_Action item_
Which lines of the data below include the string "username"? Return each of them.
------------------------------------------------------------------------
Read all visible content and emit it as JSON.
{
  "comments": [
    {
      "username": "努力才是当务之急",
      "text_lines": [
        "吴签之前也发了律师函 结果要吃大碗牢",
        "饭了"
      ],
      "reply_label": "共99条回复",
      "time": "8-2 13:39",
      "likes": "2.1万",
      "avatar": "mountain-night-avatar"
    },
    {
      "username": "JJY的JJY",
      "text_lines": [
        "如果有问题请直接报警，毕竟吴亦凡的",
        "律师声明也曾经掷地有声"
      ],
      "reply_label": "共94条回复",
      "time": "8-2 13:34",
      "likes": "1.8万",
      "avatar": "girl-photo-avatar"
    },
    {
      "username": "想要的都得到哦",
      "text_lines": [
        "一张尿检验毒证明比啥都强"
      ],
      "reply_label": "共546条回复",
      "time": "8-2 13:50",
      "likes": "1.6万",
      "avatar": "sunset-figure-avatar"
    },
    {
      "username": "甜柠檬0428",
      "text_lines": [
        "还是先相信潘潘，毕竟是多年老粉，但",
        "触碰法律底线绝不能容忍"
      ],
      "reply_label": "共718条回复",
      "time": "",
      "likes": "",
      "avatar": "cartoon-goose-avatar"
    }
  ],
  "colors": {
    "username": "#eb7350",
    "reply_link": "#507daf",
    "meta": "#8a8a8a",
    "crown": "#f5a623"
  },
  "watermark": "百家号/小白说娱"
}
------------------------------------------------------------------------
_The completed task_
      "username": "努力才是当务之急",
      "username": "JJY的JJY",
      "username": "想要的都得到哦",
      "username": "甜柠檬0428",
    "username": "#eb7350",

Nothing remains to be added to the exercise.